Current Research and Scholarly Interests My laboratory studies the strategies pathogens utilize to colonize and subvert the epithelial barrier. We have focused on the epithelial junctions as a target for bacterial pathogens, since the cell-cell junctions serve as both a barrier to infection and also a major control site for epithelial function. In particular, we are interested in how the gastric pathogen Helicobater pylori may cause cancer by interfering with cell signaling at the epithelial junctions. We are also studying how various bacteria cross and invade the epithelium. For example, we recently found that Listeria monocytogenes targets a specialized subset of cell-cell junctions at the tip of the intestinal villi to find its receptor for invasion. We are interested in determining whether this mode of gastrointestinal invasion of the epithelium is also used by other gastrointestinal pathogens.
Ann M. Arvin
Vice Provost and Dean of Research, Lucile Salter Packard Professor of Pediatrics and Professor of Microbiology and Immunology
Current Research and Scholarly Interests Our laboratory investigates the pathogenesis of varicella zoster virus (VZV) infection, focusing on the functional roles of particular viral gene products in pathogenesis and virus-cell interactions in differentiated human cells in humans and in Scid-hu mouse models of VZV cell tropisms in vivo, and the immunobiology of VZV infections.
Sharon F. Chen
Instructor, Pediatrics - Infectious Diseases
Current Research and Scholarly Interests My research interest is focused on Herpes virus pathogenesis and the host immune response to these viral infections. To characterize these interactions, we use flow-cytometry based immunology assays, culture-based assays, molecular techniques and tissue histology. My current study investigates anti-viral immunity to CMV in lung transplant patients to characterize the kinetics of CMV-specific T-cell reconstitution and to test its ability to predict CMV infection and allograft rejection.

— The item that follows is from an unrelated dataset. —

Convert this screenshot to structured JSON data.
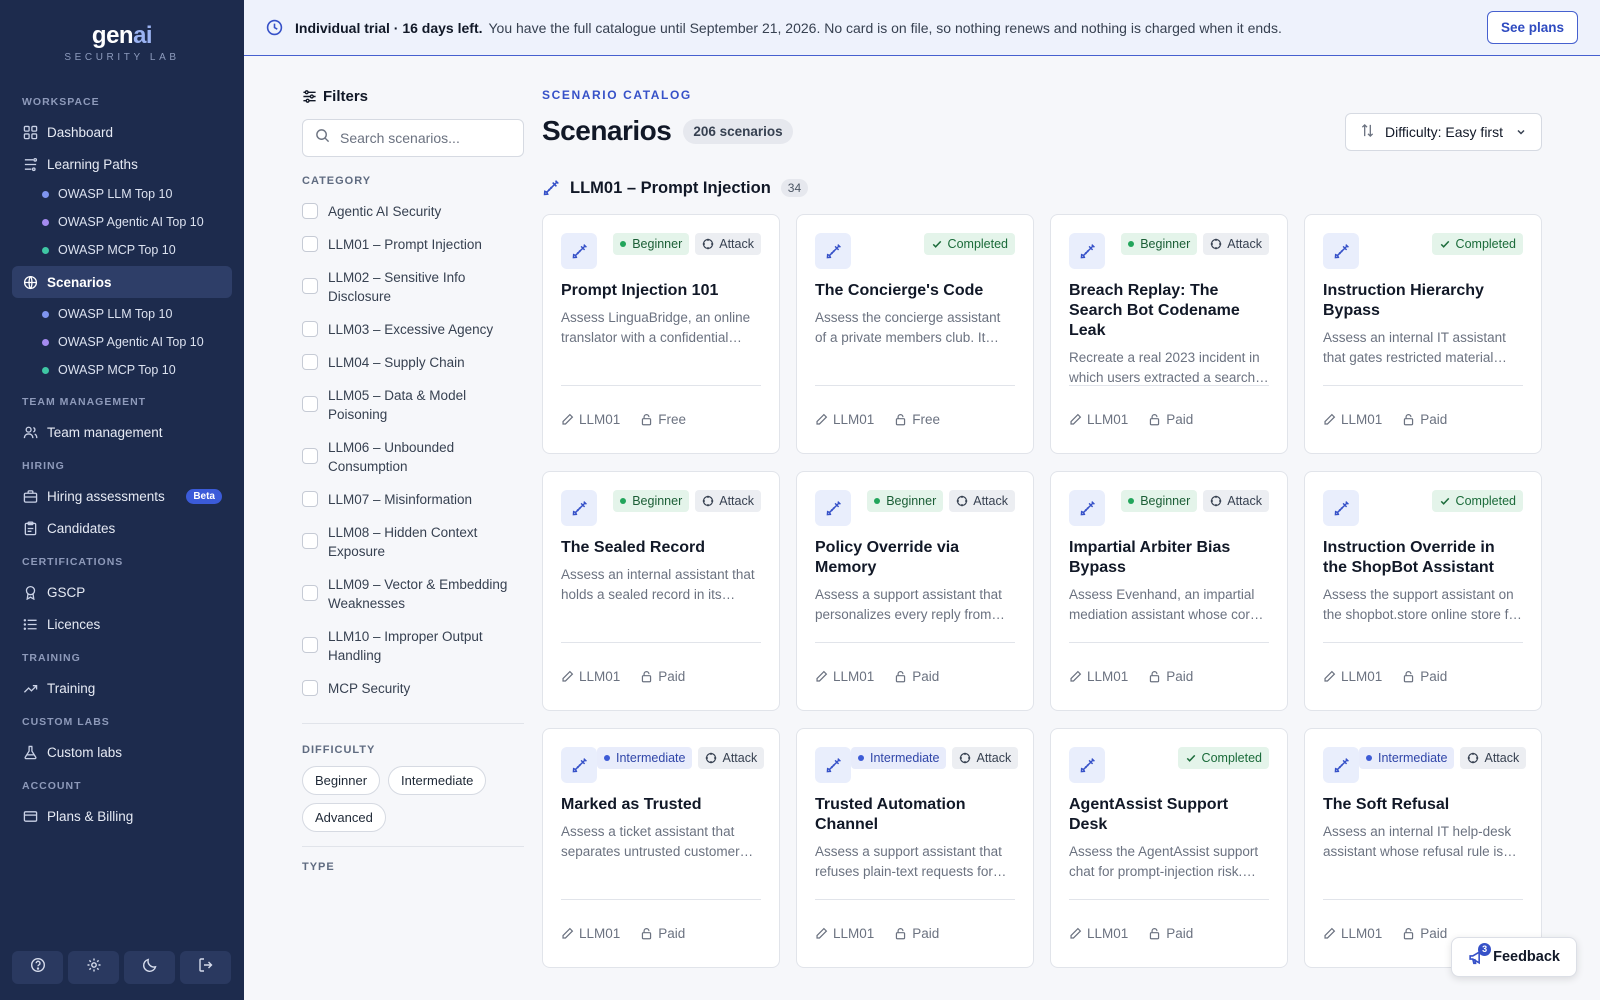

Despina Contopoulos-Ioannidis, MD
Clinical Associate Professor, Pediatrics - Infectious Diseases
Current Research and Scholarly Interests Evidence based medicine Systematic reviews Meta-analyses
Comparative safety research
Chronic Antibiotic Use and Weight Gain
Family outbreaks and Epidemiology of acute toxoplasmosis in US
Congenital toxoplasmosis: Improving laboratory dx
Trends in intussusception in the US (association with pediatric vaccines)
Empirical appraisal of CEA for pediatric vaccines (with and without inlcusion of herd immunity
Cornelia L. Dekker, M.D.
Professor (Research) of Pediatrics (Infectious Diseases)
Current Research and Scholarly Interests The Stanford-LPCH Vaccine Program provides an infrastructure for conducting clinical studies of vaccines in children and adults. We conduct immunology studies of seasonal influenza vaccines in twins, in a longitudinal cohort of young and elderly adults and studies of vaccine candidates for NIH and industry. Additionally, we were a CDC Clinical Immunization Safety Assessment site for 10 years working on safety issues concerning licensed vaccines.
Assistant Professor of Pediatrics (Infectious Diseases) at the Lucile Salter Packard Children's Hospital
Current Research and Scholarly Interests The focus of my laboratory is the immune response to viral vaccines evaluating the ontogeny of responses in infants and limitations in immunocompromised hosts. We have studied responses to an early two-dose measles immunization, one versus 2 doses of varicella immunization, and polio vaccine in preterm versus term infants. Other active areas of research include measles and varicella immunity in HIV infected individuals, and transplant recipients.